Road map needed for Myanmar’s transition, say experts

14 August 2017
Road map needed for Myanmar’s transition, say experts
U Phyo Zeyar Thaw, Member of Parliament, Pyithu Hluttaw, U Aung Kyi Nyut, Member of Parliament, Amyotha Hluttaw, Daw Thin Thin Aung, Director, Mizzima Media Group and U Tin Maung Than, Myanmar Development Resource Institute (MDRI). Photo: Min Min for Mizzima

Myanmar needs a road map for its transition from a military dictatorship to a full democracy.
This was the essential theme to come out of a panel discussion on the weekend entitled, “Stock-taking: Where is Myanmar in its Transition.”
The panelists were U Phyo Zeyar Thaw, Member of Parliament, Pyithu Hluttaw, U Aung Kyi Nyut, Member of Parliament, Amyotha Hluttaw, and U Tin Maung Than, Myanmar Development Resource Institute (MDRI). The session was moderated by Daw Thin Thin Aung of the Mizzima Media Group.
The following is an assessment of the discussions by the three panelists:
The essence of taking stock of democratic transition involves identification of progress on the fronts of human rights promotion, rule of law and the systems of governance.  On this front, some of the empirical evidence points out that Myanmar has achieved progress to a certain extent (a study from MDRI scholar puts it at around 50%). There is still lot more to achieve. In general there appears to be a positive view on the transition process in terms of various democracy indicators.
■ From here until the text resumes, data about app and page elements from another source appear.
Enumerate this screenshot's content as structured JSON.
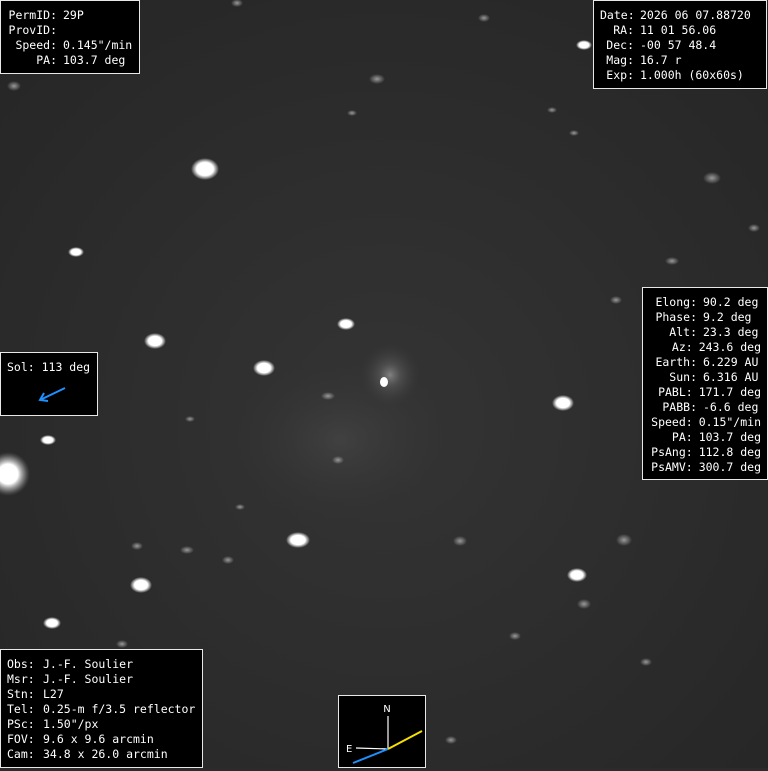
{
  "object_panel": {
    "rows": [
      {
        "label": "PermID:",
        "value": "29P"
      },
      {
        "label": "ProvID:",
        "value": ""
      },
      {
        "label": "Speed:",
        "value": "0.145\"/min"
      },
      {
        "label": "PA:",
        "value": "103.7 deg"
      }
    ]
  },
  "observation_panel": {
    "rows": [
      {
        "label": "Date:",
        "value": "2026 06 07.88720"
      },
      {
        "label": "RA:",
        "value": "11 01 56.06"
      },
      {
        "label": "Dec:",
        "value": "-00 57 48.4"
      },
      {
        "label": "Mag:",
        "value": "16.7 r"
      },
      {
        "label": "Exp:",
        "value": "1.000h (60x60s)"
      }
    ]
  },
  "geometry_panel": {
    "rows": [
      {
        "label": "Elong:",
        "value": "90.2 deg"
      },
      {
        "label": "Phase:",
        "value": "9.2 deg"
      },
      {
        "label": "Alt:",
        "value": "23.3 deg"
      },
      {
        "label": "Az:",
        "value": "243.6 deg"
      },
      {
        "label": "Earth:",
        "value": "6.229 AU"
      },
      {
        "label": "Sun:",
        "value": "6.316 AU"
      },
      {
        "label": "PABL:",
        "value": "171.7 deg"
      },
      {
        "label": "PABB:",
        "value": "-6.6 deg"
      },
      {
        "label": "Speed:",
        "value": "0.15\"/min"
      },
      {
        "label": "PA:",
        "value": "103.7 deg"
      },
      {
        "label": "PsAng:",
        "value": "112.8 deg"
      },
      {
        "label": "PsAMV:",
        "value": "300.7 deg"
      }
    ]
  },
  "sun_panel": {
    "label": "Sol: 113 deg",
    "arrow_color": "#1e90ff"
  },
  "observer_panel": {
    "rows": [
      {
        "label": "Obs:",
        "value": "J.-F. Soulier"
      },
      {
        "label": "Msr:",
        "value": "J.-F. Soulier"
      },
      {
        "label": "Stn:",
        "value": "L27"
      },
      {
        "label": "Tel:",
        "value": "0.25-m f/3.5 reflector"
      },
      {
        "label": "PSc:",
        "value": "1.50\"/px"
      },
      {
        "label": "FOV:",
        "value": "9.6 x 9.6 arcmin"
      },
      {
        "label": "Cam:",
        "value": "34.8 x 26.0 arcmin"
      }
    ]
  },
  "compass": {
    "north_label": "N",
    "east_label": "E",
    "motion_color": "#f5e000",
    "sun_color": "#1e90ff"
  }
}
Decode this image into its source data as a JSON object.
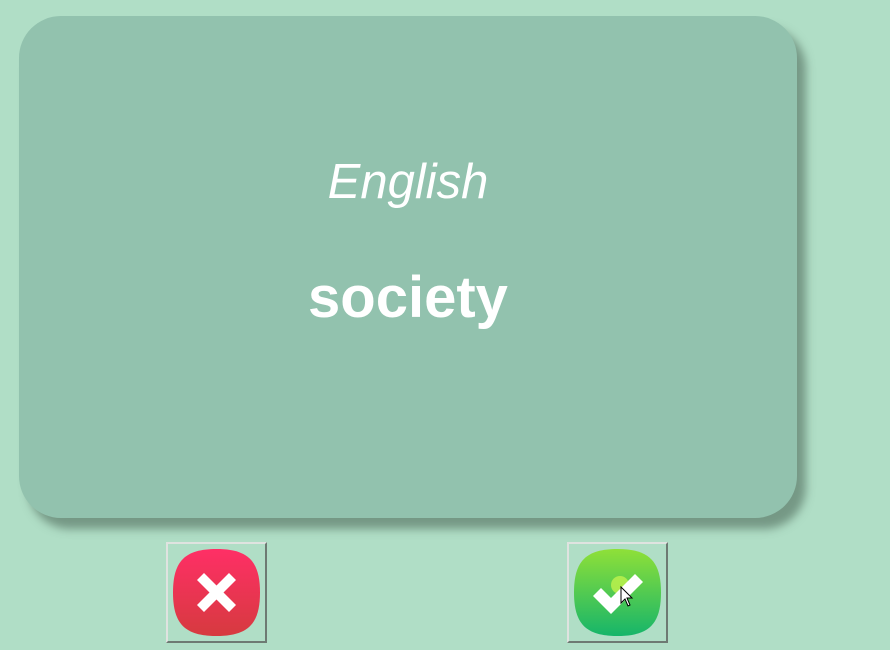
{
  "card": {
    "language": "English",
    "word": "society"
  },
  "buttons": {
    "wrong": {
      "icon": "x-mark-icon",
      "color_top": "#ff2f66",
      "color_bottom": "#d63a3f"
    },
    "right": {
      "icon": "checkmark-icon",
      "color_top": "#8fe038",
      "color_bottom": "#16b56a"
    }
  },
  "colors": {
    "background": "#b0dec6",
    "card": "#92c2ae",
    "text": "#ffffff"
  }
}
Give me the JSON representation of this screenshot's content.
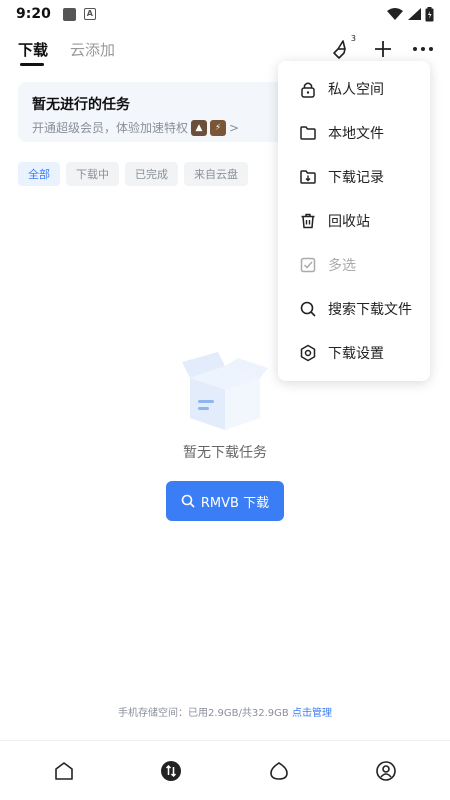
{
  "status_bar": {
    "time": "9:20"
  },
  "header": {
    "tabs": [
      {
        "label": "下载"
      },
      {
        "label": "云添加"
      }
    ],
    "notification_count": "3"
  },
  "promo": {
    "title": "暂无进行的任务",
    "subtitle": "开通超级会员，体验加速特权",
    "arrow": ">"
  },
  "filters": [
    "全部",
    "下载中",
    "已完成",
    "来自云盘"
  ],
  "empty": {
    "message": "暂无下载任务",
    "search_button": "RMVB 下载"
  },
  "storage": {
    "text": "手机存储空间：已用2.9GB/共32.9GB",
    "link": "点击管理"
  },
  "menu": {
    "items": [
      {
        "label": "私人空间",
        "icon": "lock-icon"
      },
      {
        "label": "本地文件",
        "icon": "folder-icon"
      },
      {
        "label": "下载记录",
        "icon": "download-record-icon"
      },
      {
        "label": "回收站",
        "icon": "trash-icon"
      },
      {
        "label": "多选",
        "icon": "checkbox-icon"
      },
      {
        "label": "搜索下载文件",
        "icon": "search-icon"
      },
      {
        "label": "下载设置",
        "icon": "settings-icon"
      }
    ]
  },
  "bottom_nav": [
    "home-icon",
    "transfer-icon",
    "cloud-icon",
    "profile-icon"
  ],
  "colors": {
    "accent": "#3b7df5",
    "promo_bg": "#f3f6fa",
    "chip_bg": "#f2f3f5"
  }
}
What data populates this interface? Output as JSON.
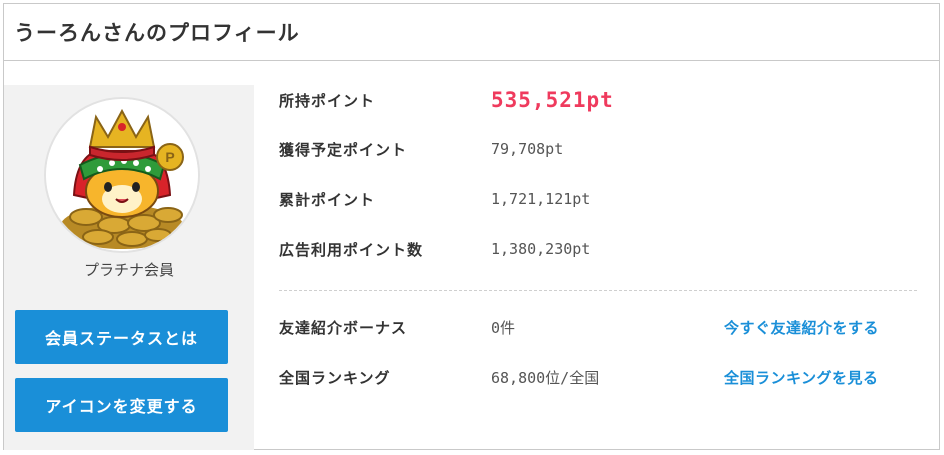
{
  "header": {
    "title": "うーろんさんのプロフィール"
  },
  "profile": {
    "rank": "プラチナ会員",
    "status_button": "会員ステータスとは",
    "icon_button": "アイコンを変更する"
  },
  "points": [
    {
      "label": "所持ポイント",
      "value": "535,521pt"
    },
    {
      "label": "獲得予定ポイント",
      "value": "79,708pt"
    },
    {
      "label": "累計ポイント",
      "value": "1,721,121pt"
    },
    {
      "label": "広告利用ポイント数",
      "value": "1,380,230pt"
    }
  ],
  "extras": [
    {
      "label": "友達紹介ボーナス",
      "value": "0件",
      "link": "今すぐ友達紹介をする"
    },
    {
      "label": "全国ランキング",
      "value": "68,800位/全国",
      "link": "全国ランキングを見る"
    }
  ],
  "colors": {
    "accent": "#1a8fd8",
    "points_highlight": "#ef3a5d",
    "sidebar_bg": "#f2f2f2"
  }
}
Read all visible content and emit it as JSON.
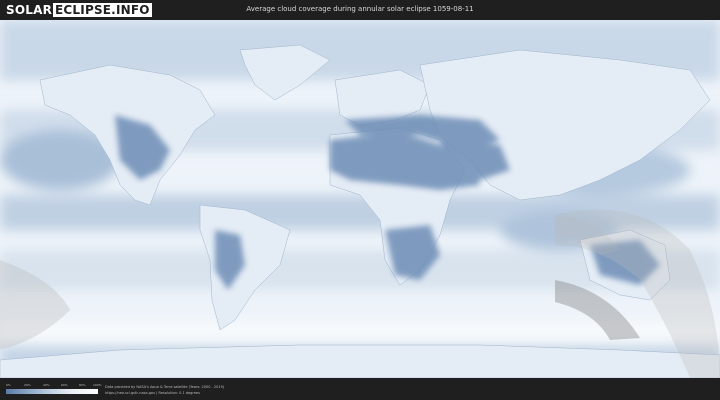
{
  "header": {
    "logo_left": "SOLAR",
    "logo_right": "ECLIPSE.INFO",
    "title": "Average cloud coverage during annular solar eclipse 1059-08-11"
  },
  "legend": {
    "ticks": [
      "0%",
      "20%",
      "40%",
      "60%",
      "80%",
      "100%"
    ]
  },
  "footer": {
    "credit_line1": "Data provided by NASA's Aqua & Terra satellite (Years: 2000 - 2019)",
    "credit_line2": "https://neo.sci.gsfc.nasa.gov | Resolution: 0.1 degrees"
  },
  "colors": {
    "clear_sky": "#5b7eab",
    "overcast": "#ffffff",
    "eclipse_path": "#b9b9b9"
  }
}
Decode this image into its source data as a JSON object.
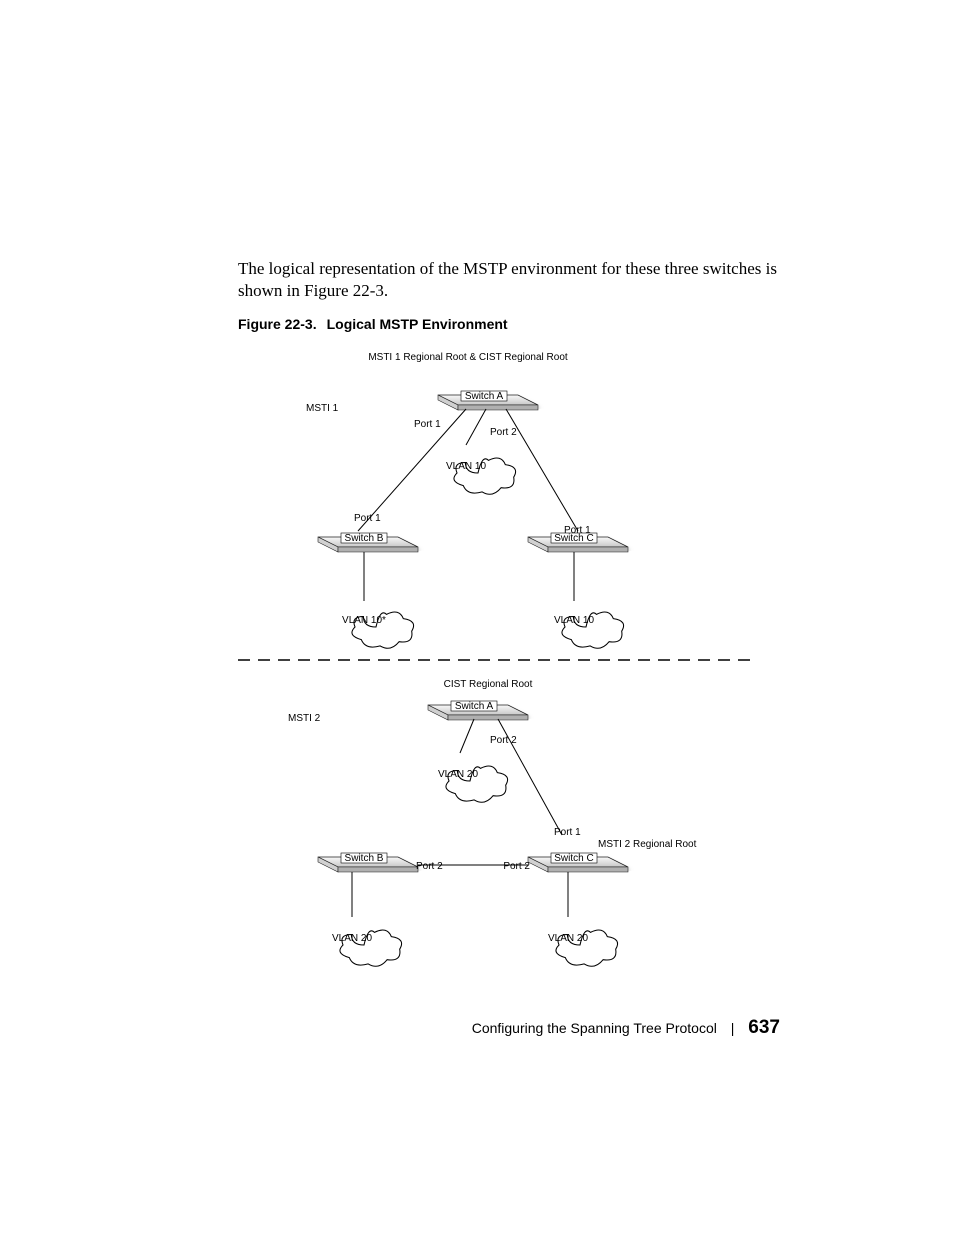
{
  "paragraph": "The logical representation of the MSTP environment for these three switches is shown in Figure 22-3.",
  "figure": {
    "number": "Figure 22-3.",
    "title": "Logical MSTP Environment",
    "top_header": "MSTI 1 Regional Root & CIST Regional Root",
    "msti1_label": "MSTI 1",
    "msti2_label": "MSTI 2",
    "cist_label": "CIST Regional Root",
    "msti2_root_label": "MSTI 2 Regional Root",
    "switches": {
      "a": "Switch A",
      "b": "Switch B",
      "c": "Switch C"
    },
    "ports": {
      "p1": "Port 1",
      "p2": "Port 2"
    },
    "vlans": {
      "v10": "VLAN 10",
      "v10star": "VLAN 10*",
      "v20": "VLAN 20"
    }
  },
  "footer": {
    "chapter": "Configuring the Spanning Tree Protocol",
    "page": "637"
  }
}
Transition to democratic process involved existence and working of independent political parties, acknowledgement and taking action on human rights violations. Fair and transparent election process is one step in that direction.
What is critical from this stage of assessment is to develop a clear road map and comprehensive strategy for transition. A time-bound action plan is important in terms of strengthening institutions, processes of reforms in economic, social and development fronts.  A vision led processes are critical.  That enables setting up indicators of progress over time.
There are institutions that are set up as part of the constitutional process and each of them have their roles to move forward.  The military, parliament and administration need to engage in discharging their respective duties with accountability. Elements of good governance involves ensuring rule of law, respect for human rights of all. Media and CSO freedom also part of good governance that needs to be established.
The idea of change in mind-set and forward looking thinking involves not living in the past (or trapped by the past) but looking into the future.  This would mean a fresh approach is needed in terms of vocabulary and terminologies that we use in the process of transition and peace process. While acknowledging the struggles and sacrifices of many in the democratization process, it is important to note that living in the past does not make us move forward.
Democratization would also mean working together with all stakeholders while identifying differences in the positions and perspectives.  There is need to ensure that all institutions take their responsibilities and ensure that they discharge the same effectively.
Parliament is discharging its duties in terms of repealing some of the laws and amending some in order to ensure that there is an environment of freedom and democratic functioning of institutions. This process is gradual and we may not expect all changes to occur in a short span of time.
It is to be understood that democratic transition has raised lot of expectations. In terms of federalism, it is a long drawn process that is linked to peace and reconciliation. Some of the changes that people are expecting are also linked to the constitutional reform that is to be addressed through a broad based engagements of all stakeholders.
In order to ensure lasting peace, there is a need to have more engagement of institutions (government and non-state actors) to meet more often and build trust and understanding. Expectations and aspirations of all stakeholders have to be accommodating without judging each other.
There are also aspects that need to learn from the culture and society of Myanmar, particularly, the perspective on rights which has to be seen as co-terminus with obligations.  Questions like what kind of responsibilities and obligations that each institution had and how they discharge and what are the obligations of the citizens are critical.
In terms of international organisations, what they can do in future depends on how the country develops a vision for its democratic transition and systematic thinking on this is required. With clear vision and objectives laid down, international assistance can be used effectively.
In terms of stock taking, there are several initiatives on the economic front in order to enable private sector participate in the development process.  Still there are lot more to do in building investor confidence. Several laws like the investment law and the companies act have also been some of the developments and more needs to be done.
Similarly several laws are being discussed and to be reformed in the coming years in addressing human rights challenges.
From the perspective of peace and stability, there is a broad consensus that there would be territorial integrity and the task in front of the people is to take forward the political dialogue and peace process with the support of all stakeholders. There is a clear role for CSOs also in this process. This is a not a time-bound process but at the same time there can be ways of accelerating the process.
Another aspect related to moving forward is strengthening the governance and management capacities of the system. 
Finally, confidence and trust are critical for successful achievement of democratic transition.  We need to recognize now NLD is in the driver’s seat and it needs to manage people’s expectations and take on board constructive criticism of the people and respect the views of people as feedback to improve its performance.